━━ Available data ━━

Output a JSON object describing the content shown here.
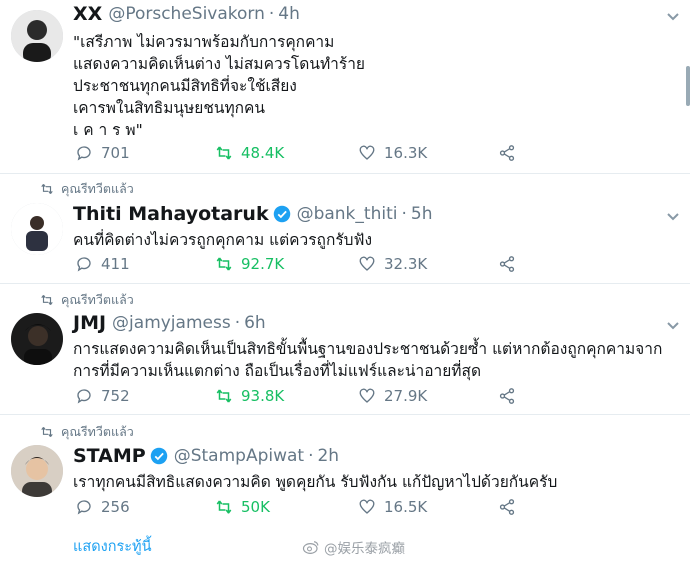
{
  "tweets": [
    {
      "retweet_label": "",
      "name": "XX",
      "verified": false,
      "handle": "@PorscheSivakorn",
      "time": "4h",
      "text": "\"เสรีภาพ ไม่ควรมาพร้อมกับการคุกคาม\nแสดงความคิดเห็นต่าง ไม่สมควรโดนทำร้าย\nประชาชนทุกคนมีสิทธิที่จะใช้เสียง\nเคารพในสิทธิมนุษยชนทุกคน\nเ ค า ร พ\"",
      "replies": "701",
      "retweets": "48.4K",
      "likes": "16.3K"
    },
    {
      "retweet_label": "คุณรีทวีตแล้ว",
      "name": "Thiti Mahayotaruk",
      "verified": true,
      "handle": "@bank_thiti",
      "time": "5h",
      "text": "คนที่คิดต่างไม่ควรถูกคุกคาม แต่ควรถูกรับฟัง",
      "replies": "411",
      "retweets": "92.7K",
      "likes": "32.3K"
    },
    {
      "retweet_label": "คุณรีทวีตแล้ว",
      "name": "JMJ",
      "verified": false,
      "handle": "@jamyjamess",
      "time": "6h",
      "text": "การแสดงความคิดเห็นเป็นสิทธิขั้นพื้นฐานของประชาชนด้วยซ้ำ แต่หากต้องถูกคุกคามจาก\nการที่มีความเห็นแตกต่าง ถือเป็นเรื่องที่ไม่แฟร์และน่าอายที่สุด",
      "replies": "752",
      "retweets": "93.8K",
      "likes": "27.9K"
    },
    {
      "retweet_label": "คุณรีทวีตแล้ว",
      "name": "STAMP",
      "verified": true,
      "handle": "@StampApiwat",
      "time": "2h",
      "text": "เราทุกคนมีสิทธิแสดงความคิด พูดคุยกัน รับฟังกัน แก้ปัญหาไปด้วยกันครับ",
      "replies": "256",
      "retweets": "50K",
      "likes": "16.5K"
    }
  ],
  "show_more": "แสดงกระทู้นี้",
  "watermark": "@娱乐泰疯癫",
  "colors": {
    "accent": "#1da1f2",
    "retweet": "#17bf63",
    "muted": "#657786"
  }
}
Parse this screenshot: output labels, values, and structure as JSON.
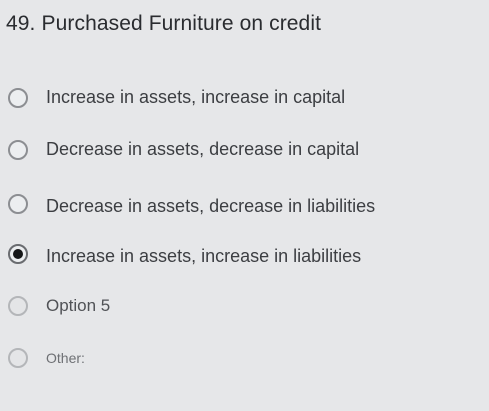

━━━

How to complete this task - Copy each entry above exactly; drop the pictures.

Task response -
Output a JSON object describing the content shown here.
{
  "tweets": [
    {
      "retweet_label": "",
      "name": "XX",
      "verified": false,
      "handle": "@PorscheSivakorn",
      "time": "4h",
      "text": "\"เสรีภาพ ไม่ควรมาพร้อมกับการคุกคาม\nแสดงความคิดเห็นต่าง ไม่สมควรโดนทำร้าย\nประชาชนทุกคนมีสิทธิที่จะใช้เสียง\nเคารพในสิทธิมนุษยชนทุกคน\nเ ค า ร พ\"",
      "replies": "701",
      "retweets": "48.4K",
      "likes": "16.3K"
    },
    {
      "retweet_label": "คุณรีทวีตแล้ว",
      "name": "Thiti Mahayotaruk",
      "verified": true,
      "handle": "@bank_thiti",
      "time": "5h",
      "text": "คนที่คิดต่างไม่ควรถูกคุกคาม แต่ควรถูกรับฟัง",
      "replies": "411",
      "retweets": "92.7K",
      "likes": "32.3K"
    },
    {
      "retweet_label": "คุณรีทวีตแล้ว",
      "name": "JMJ",
      "verified": false,
      "handle": "@jamyjamess",
      "time": "6h",
      "text": "การแสดงความคิดเห็นเป็นสิทธิขั้นพื้นฐานของประชาชนด้วยซ้ำ แต่หากต้องถูกคุกคามจาก\nการที่มีความเห็นแตกต่าง ถือเป็นเรื่องที่ไม่แฟร์และน่าอายที่สุด",
      "replies": "752",
      "retweets": "93.8K",
      "likes": "27.9K"
    },
    {
      "retweet_label": "คุณรีทวีตแล้ว",
      "name": "STAMP",
      "verified": true,
      "handle": "@StampApiwat",
      "time": "2h",
      "text": "เราทุกคนมีสิทธิแสดงความคิด พูดคุยกัน รับฟังกัน แก้ปัญหาไปด้วยกันครับ",
      "replies": "256",
      "retweets": "50K",
      "likes": "16.5K"
    }
  ],
  "show_more": "แสดงกระทู้นี้",
  "watermark": "@娱乐泰疯癫",
  "colors": {
    "accent": "#1da1f2",
    "retweet": "#17bf63",
    "muted": "#657786"
  }
}
Parse this screenshot: output labels, values, and structure as JSON.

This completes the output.